NEW YORK - As the latest Harry Potter tale reaches store shelves, retailers hope to sell more than just books. Wal-Mart Stores Inc. will offer Harry Potter cakes and is increasing its selection of toys and DVDs. Toys "R" Us has created Harry Potter boutiques within its stores.
But how popular these items, which are not tied to the new title, Harry Potter and the Order of the Phoenix, remains to be seen, because books generally don't move merchandise the way movies do.
"I never believed that Harry Potter in its literary form is an engine for merchandise sales," said Seth Siegel, co-owner of The Beanstalk Group, a trademark licensing group.
Another question is whether consumers will tire of Harry Potter paraphernalia, which is expected to be hyped even more when the third movie, Harry Potter and the Prisoner of Azkaban, reaches theaters in June 2004.
Still, observers such as Candace Corlette, a principal at WSL Strategic Ltd., a retail consultancy, say they believe this weekend's arrival of the book will "trigger an explosion in sales of all things Harry Potter." She likened the book release to a movie launch, and noted that there's a new generation of Harry Potter fans to buy products.
In fact, in anticipation of the book's arrival, eBay, the Internet auction site, created a separate Harry Potter page to help consumers find items, and reported that there are now 10,000 listings.
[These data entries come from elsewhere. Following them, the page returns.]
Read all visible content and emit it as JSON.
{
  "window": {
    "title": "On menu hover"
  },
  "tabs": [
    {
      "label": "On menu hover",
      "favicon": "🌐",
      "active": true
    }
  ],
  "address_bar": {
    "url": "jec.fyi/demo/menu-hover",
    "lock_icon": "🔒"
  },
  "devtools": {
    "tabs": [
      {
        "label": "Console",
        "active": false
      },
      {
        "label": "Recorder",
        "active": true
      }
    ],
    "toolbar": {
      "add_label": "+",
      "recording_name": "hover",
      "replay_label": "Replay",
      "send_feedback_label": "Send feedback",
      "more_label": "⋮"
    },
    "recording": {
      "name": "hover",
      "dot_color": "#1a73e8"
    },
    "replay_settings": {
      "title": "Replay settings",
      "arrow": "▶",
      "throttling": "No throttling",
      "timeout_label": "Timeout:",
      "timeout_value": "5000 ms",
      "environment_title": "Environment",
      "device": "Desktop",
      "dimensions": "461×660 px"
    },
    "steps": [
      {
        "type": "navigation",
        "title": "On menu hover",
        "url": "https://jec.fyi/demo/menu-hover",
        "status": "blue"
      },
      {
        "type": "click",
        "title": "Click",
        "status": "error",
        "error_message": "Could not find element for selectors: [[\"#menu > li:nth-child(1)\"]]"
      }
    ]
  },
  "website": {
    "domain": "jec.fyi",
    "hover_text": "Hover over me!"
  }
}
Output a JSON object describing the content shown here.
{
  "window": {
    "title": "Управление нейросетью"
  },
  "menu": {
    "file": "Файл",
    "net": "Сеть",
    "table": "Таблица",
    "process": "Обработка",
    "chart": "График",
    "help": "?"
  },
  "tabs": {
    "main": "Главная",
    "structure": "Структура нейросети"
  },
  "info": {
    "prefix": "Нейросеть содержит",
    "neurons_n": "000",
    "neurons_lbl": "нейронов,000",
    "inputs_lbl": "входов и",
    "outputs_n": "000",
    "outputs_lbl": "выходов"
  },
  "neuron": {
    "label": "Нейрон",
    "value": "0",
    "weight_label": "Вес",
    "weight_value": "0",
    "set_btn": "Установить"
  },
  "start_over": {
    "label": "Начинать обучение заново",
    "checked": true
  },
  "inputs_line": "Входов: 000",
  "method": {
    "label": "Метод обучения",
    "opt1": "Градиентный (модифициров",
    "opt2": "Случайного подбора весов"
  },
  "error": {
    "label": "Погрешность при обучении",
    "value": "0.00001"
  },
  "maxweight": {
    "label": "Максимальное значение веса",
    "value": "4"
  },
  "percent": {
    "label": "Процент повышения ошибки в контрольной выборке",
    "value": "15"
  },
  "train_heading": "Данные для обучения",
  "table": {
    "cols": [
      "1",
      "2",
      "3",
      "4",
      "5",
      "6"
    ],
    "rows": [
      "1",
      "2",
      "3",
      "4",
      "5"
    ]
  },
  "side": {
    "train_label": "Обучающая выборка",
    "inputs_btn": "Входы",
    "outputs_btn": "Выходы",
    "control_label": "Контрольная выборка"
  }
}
Last weekend, a first edition of each of J.K. Rowling's first four Harry Potter books sold for a total of $5,000, officials said.
Scholastic Inc., the U.S. publisher of the books, has commissioned a record 8.5 million-copy first printing for the latest volume.
Warner Brothers, which owns the movie and the licensing rights, purposely did not create any products tied to the new book.
"The book release creates an opportunity for stores to create a boutique environment, but the book is a clearly stand-alone as it deserves to be," said Karine Joret, spokeswoman at Warner Bros. Consumer Products.